Thermal Evolved Gas Analyzer (TEGA)
TEGA is a combination high-temperature furnace and mass spectrometer instrument used to analyze Martian ice and soil samples. Basically, it's a robotic nose. The instrument drives off gas that the sensors inside can "sniff" at various temperatures. Magic happens. It works like this: the robotic arm delivers samples to a hopper designed to feed a small amount of dirt and ice into eight tiny ovens, each one intended for a single use. Once received and sealed in an oven, the sample cooking begins. The engineers carefully increase the temperature at a constant rate, and closely monitor the power needed to heat the sample. This process, called "scanning calorimetry," shows the transition of the sample as it decomposes into its gassy components. The gas that's released is passed on to the mass spectrometer for analysis. This information is vital to understanding the chemical makeup of the soil and ice.

Meteorological Station (MET)
MET will record the daily weather of the Martian northern plains. Using temperature and pressure sensors and a crazy first-time-on-Mars laser beam light detection and ranging (LIDAR) instrument, MET watches the weather. Every lander worth its salt should have a laser beam. The MET's LIDAR works sort of like RADAR, using powerful laser light pulses rather than radio waves. The LIDAR transmits light vertically into the atmosphere. This light is then reflected off dust and ice particles. The instrument collects and analyzes the light to reveal information about the size of atmospheric particles and their location. MET provides information on the current state of the polar atmosphere as well as how water is cycled between the solid and gas phases in the Martian arctic.

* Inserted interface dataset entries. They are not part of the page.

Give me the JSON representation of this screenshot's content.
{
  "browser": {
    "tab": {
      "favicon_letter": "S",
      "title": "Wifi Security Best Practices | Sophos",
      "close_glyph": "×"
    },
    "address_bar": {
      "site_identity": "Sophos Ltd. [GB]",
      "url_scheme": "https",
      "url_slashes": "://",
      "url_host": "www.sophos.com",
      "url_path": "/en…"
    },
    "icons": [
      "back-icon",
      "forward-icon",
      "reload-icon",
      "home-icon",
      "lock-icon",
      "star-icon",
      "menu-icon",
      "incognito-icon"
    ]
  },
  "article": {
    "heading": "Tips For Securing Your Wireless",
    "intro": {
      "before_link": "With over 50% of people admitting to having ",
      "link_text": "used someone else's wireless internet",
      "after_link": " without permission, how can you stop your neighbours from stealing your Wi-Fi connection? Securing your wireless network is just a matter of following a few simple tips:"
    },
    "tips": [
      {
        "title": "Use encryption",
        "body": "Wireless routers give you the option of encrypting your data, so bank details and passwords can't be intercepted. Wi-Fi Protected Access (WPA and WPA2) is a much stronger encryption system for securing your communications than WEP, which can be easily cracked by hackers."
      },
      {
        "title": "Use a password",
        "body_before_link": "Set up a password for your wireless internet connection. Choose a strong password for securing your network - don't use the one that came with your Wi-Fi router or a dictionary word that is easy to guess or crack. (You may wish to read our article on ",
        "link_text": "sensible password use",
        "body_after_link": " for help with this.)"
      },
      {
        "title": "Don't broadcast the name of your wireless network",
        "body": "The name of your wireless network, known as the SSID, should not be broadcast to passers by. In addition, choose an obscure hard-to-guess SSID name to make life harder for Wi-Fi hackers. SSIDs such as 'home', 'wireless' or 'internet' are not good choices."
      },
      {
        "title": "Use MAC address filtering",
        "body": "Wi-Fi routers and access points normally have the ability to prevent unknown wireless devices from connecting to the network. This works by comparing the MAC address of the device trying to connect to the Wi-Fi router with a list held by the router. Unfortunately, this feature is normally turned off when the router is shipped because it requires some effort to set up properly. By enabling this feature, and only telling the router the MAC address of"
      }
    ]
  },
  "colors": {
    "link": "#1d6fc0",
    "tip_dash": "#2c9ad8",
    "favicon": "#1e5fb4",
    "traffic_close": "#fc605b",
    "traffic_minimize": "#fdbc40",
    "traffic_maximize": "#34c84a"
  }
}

These aren't the most sophisticated instruments technology has to offer. They are simply some of the most sophisticated instruments you can safely get to Mars for under a billion dollars. They were carefully designed and tested to squeeze stellar results from a meager space budget and countless restrictions. Constructing instruments for Mars presents all kinds of challenges that terrestrial technology simply doesn't have to deal with. It's a challenge that's hard to appreciate until highly calibrated sensors give odd readings or valves freeze open 200 million miles from home. Sensitive lab gear is never meant to be strapped on the cone of a missile, irradiated for months on end, and then slammed onto the surface of a dusty cold place. It's meant for a sterile, temperature-controlled lab and gentlemen who wear white coats.

Top art courtesy of the Associated Press

The Story of NASA's Martian Lander

Andrew Kessler is a writer living in Brooklyn. His work has appeared in The New York Times and on The Discovery Channel. He holds a degree in mathematics from the University of California at Berkeley and works as a creative director at HUGE. This is his first book about Mars-or any planet for that matter.

Martian Summer: Robot Arms, Cowboy Spacemen, and My 90 Days with the Phoenix Mars Mission is available from